#### Dataset entries ####

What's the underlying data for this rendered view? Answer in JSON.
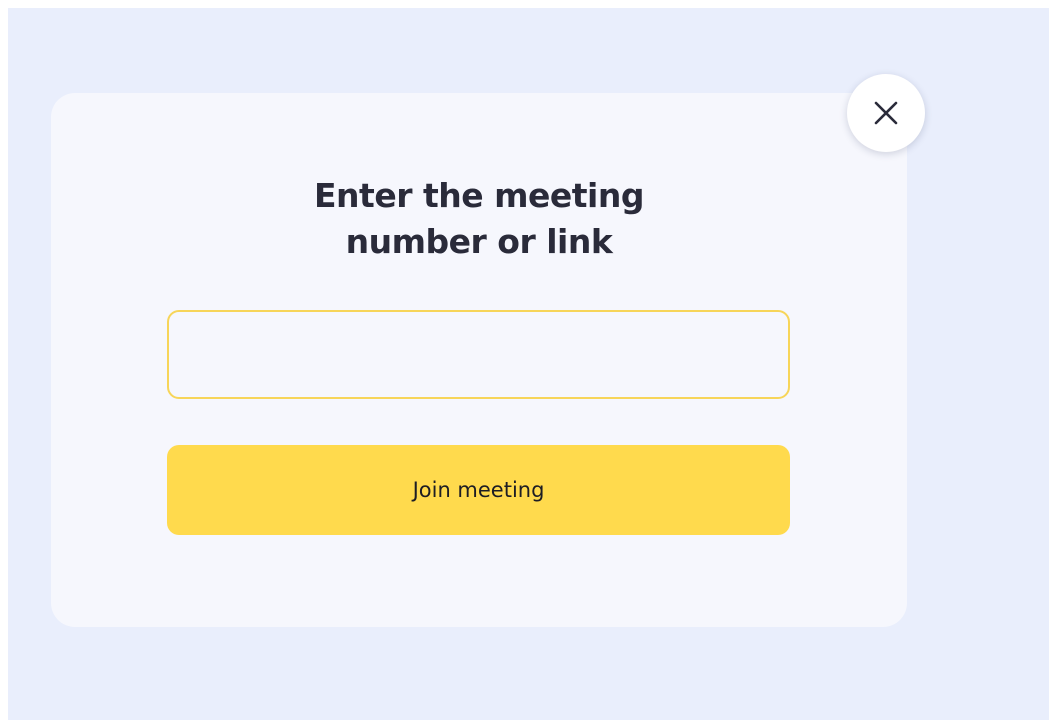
{
  "dialog": {
    "title_line1": "Enter the meeting",
    "title_line2": "number or link",
    "input": {
      "value": "",
      "placeholder": ""
    },
    "join_label": "Join meeting",
    "close_icon": "close-icon"
  },
  "colors": {
    "backdrop": "#e9eefc",
    "dialog": "#f6f7fd",
    "accent": "#ffda4d",
    "input_border": "#f7d559",
    "title_text": "#2a2b3a"
  }
}
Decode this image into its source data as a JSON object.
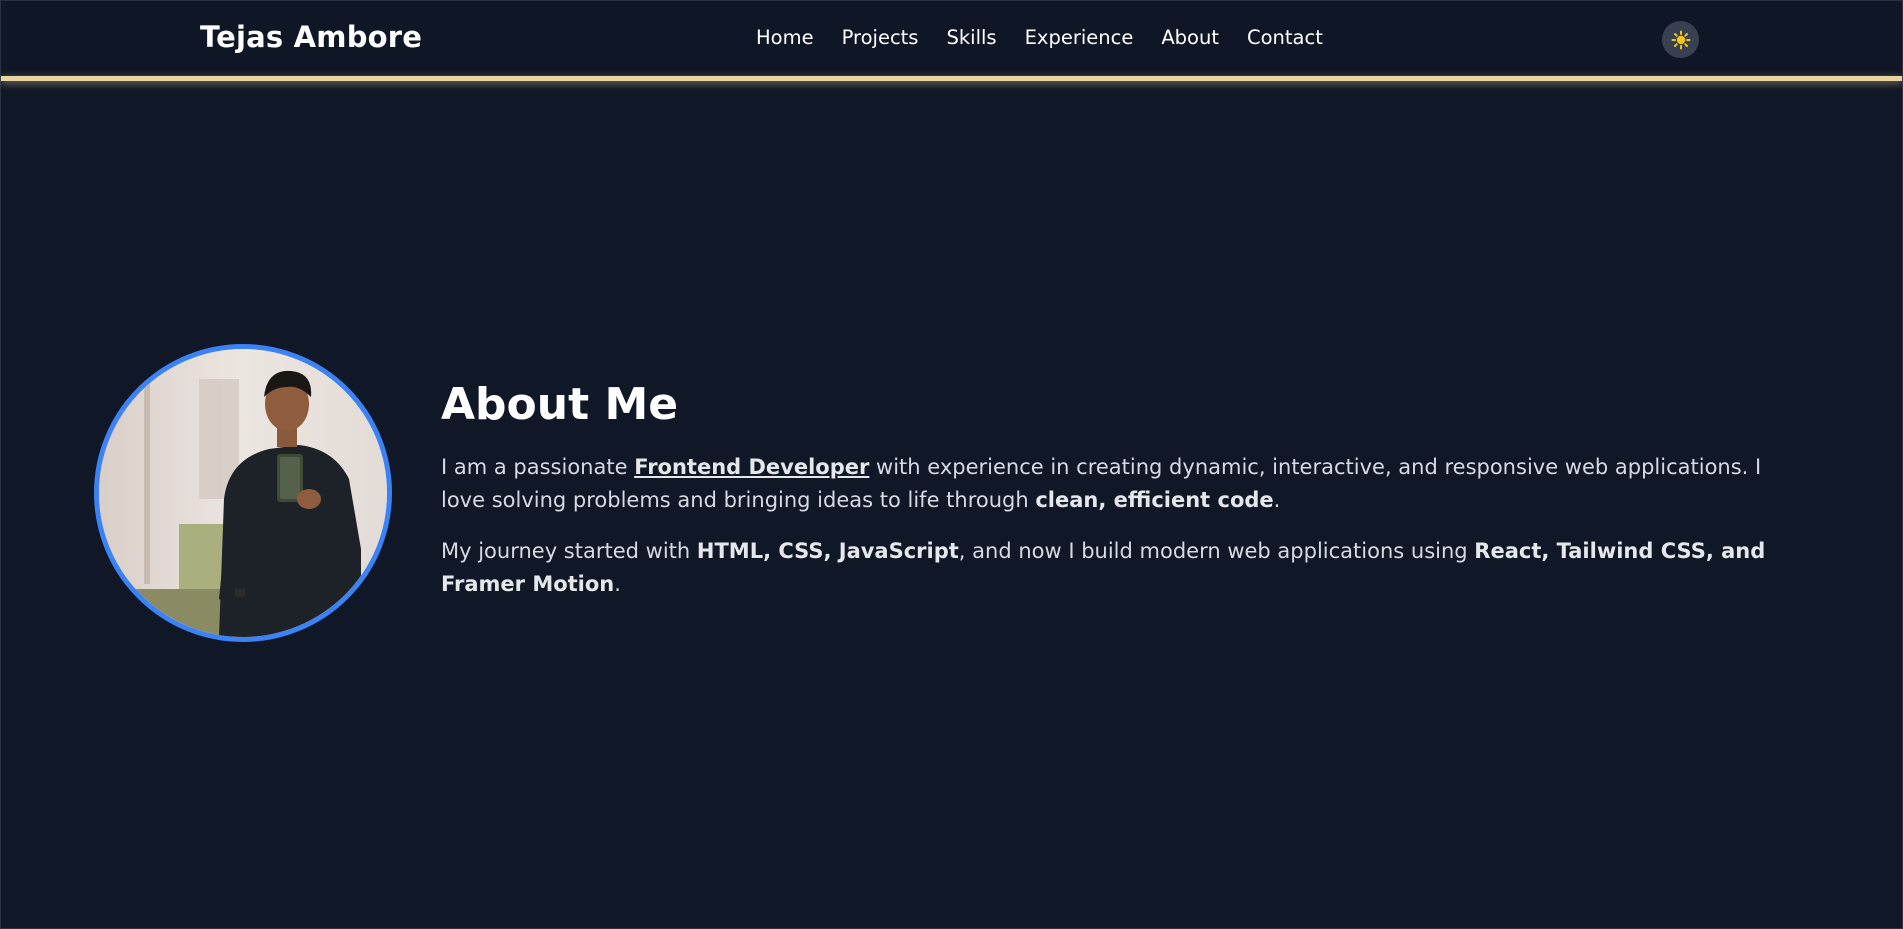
{
  "header": {
    "brand": "Tejas Ambore",
    "nav": [
      "Home",
      "Projects",
      "Skills",
      "Experience",
      "About",
      "Contact"
    ],
    "theme_toggle_icon": "sun-icon",
    "accent_glow_color": "#e7d6a1"
  },
  "about": {
    "title": "About Me",
    "p1": {
      "t1": "I am a passionate ",
      "role": "Frontend Developer",
      "t2": " with experience in creating dynamic, interactive, and responsive web applications. I love solving problems and bringing ideas to life through ",
      "b1": "clean, efficient code",
      "t3": "."
    },
    "p2": {
      "t1": "My journey started with ",
      "b1": "HTML, CSS, JavaScript",
      "t2": ", and now I build modern web applications using ",
      "b2": "React, Tailwind CSS, and Framer Motion",
      "t3": "."
    },
    "avatar_border_color": "#3b82f6"
  },
  "colors": {
    "background": "#101827",
    "text": "#ffffff",
    "muted_text": "#d6dae3"
  }
}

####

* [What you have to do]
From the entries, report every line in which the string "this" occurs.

* [Response]
What's the underlying data for this rendered view? Answer in JSON.
Decode this image into its source data as a JSON object.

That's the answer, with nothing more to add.